Squash makes most of Au factor
Squash's popularity has soared in the past decade. 'Thanks to Hong Kong Squash, more than 200 primary schools and 50,000 children have been introduced to a modified version of the sport called mini-squash.
'A lot of successful squash athletes have developed through Hong Kong Squash's Junior Development Feeder System, such as Annie Au Wing-chi, the first Hong Kong player to reach the world top 10,' says Emily Mak, coaching and development manager at Hong Kong Squash (www.hksquash.org.hk).
'Aside from being fun, the benefits for children in learning to play include strengthening eye-hand and body co-ordination, improving concentration and discipline, and fostering team spirit and sportsmanship,' Mak says.
Mini-squash makes use of a soft, spongy ball and shorter racquets that are ideally suited to introducing the game for children aged six to 12.
Hong Kong Squash runs courses during July and August, comprising six two-hour classes and cost HK$140. Basic racquet skills are introduced and eye-hand co-ordination is developed through games-based activities. At the end, all children are invited to test their skills in a mini-squash competition.
Hong Kong Squash runs a mini-squash award scheme in which children can be graded. They receive a badge and certificate as an indication of their skill and to encourage further participation.

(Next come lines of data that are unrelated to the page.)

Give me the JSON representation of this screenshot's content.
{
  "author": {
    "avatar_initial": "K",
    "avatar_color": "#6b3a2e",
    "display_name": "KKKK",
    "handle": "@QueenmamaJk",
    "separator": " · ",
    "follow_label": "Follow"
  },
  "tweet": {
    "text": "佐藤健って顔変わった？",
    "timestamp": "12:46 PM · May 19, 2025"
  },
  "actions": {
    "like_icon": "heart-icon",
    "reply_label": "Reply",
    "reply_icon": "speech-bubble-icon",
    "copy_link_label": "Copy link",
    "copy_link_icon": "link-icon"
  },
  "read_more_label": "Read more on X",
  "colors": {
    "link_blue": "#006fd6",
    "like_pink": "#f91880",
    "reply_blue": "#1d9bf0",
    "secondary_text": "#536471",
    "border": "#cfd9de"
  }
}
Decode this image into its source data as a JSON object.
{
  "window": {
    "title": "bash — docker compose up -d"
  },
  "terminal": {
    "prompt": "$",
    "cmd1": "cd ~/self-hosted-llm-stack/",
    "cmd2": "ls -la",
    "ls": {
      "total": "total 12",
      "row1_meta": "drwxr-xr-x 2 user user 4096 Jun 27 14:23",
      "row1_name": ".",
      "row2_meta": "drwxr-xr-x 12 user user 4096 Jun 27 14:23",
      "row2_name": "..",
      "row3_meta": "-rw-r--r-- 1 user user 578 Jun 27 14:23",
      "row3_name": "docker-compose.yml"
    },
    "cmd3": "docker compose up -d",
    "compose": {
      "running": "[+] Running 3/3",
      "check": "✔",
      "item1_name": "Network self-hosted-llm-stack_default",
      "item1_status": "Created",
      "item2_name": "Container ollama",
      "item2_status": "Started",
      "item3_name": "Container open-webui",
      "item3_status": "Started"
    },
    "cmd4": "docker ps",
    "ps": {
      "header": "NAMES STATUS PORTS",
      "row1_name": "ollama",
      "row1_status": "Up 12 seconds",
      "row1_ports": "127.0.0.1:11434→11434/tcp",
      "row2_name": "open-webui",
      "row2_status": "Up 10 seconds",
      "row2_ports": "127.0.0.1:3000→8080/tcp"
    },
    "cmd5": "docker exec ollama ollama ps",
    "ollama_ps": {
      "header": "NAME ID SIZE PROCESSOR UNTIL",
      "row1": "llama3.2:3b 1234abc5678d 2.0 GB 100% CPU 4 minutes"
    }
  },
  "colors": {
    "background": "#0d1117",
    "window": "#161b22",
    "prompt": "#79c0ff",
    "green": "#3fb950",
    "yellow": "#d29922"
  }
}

Hong Kong Squash also seeks to identify future champions through its talent foundation programme which includes courses at elementary, intermediate and skill refinement levels. The cost is the same for each course at HK$200 per child for 10 two-hour classes.
The elementary course covers backhand and forehand strokes and the serve. The intermediate course teaches a variety of strokes, including the drop, lob, volley and boast (making the ball hit the side wall before the front wall) and returning serve.
All courses take place at Leisure and Cultural Services Department courts around the city. Participants must take their own racquets, wear non-marking shoes and are advised to wear protective goggles designed for the game.
The YMCA of Hong Kong (www.ymcahk.org.hk) runs courses based on Hong Kong Squash training schemes all year in Tsim Sha Tsui.
Mini-squash courses cost HK$650 for members and HK$750 for non-members. Courses comprise 10 one-hour classes.
For children aged six to 17, there is the bronze award course in which children are divided into age groups - six to 12, and 13 to 17 years.
The courses cover basic skills such as the grip, serving, ball bouncing and basic strokes. These are the required skills as set down by Hong Kong Squash for its bronze award.
Courses run for 10 90-minute classes and cost HK$970 for members and HK$1,075 for non-members.
At the end of all courses, participants receive a badge and certificate after a free test provided by Hong Kong Squash.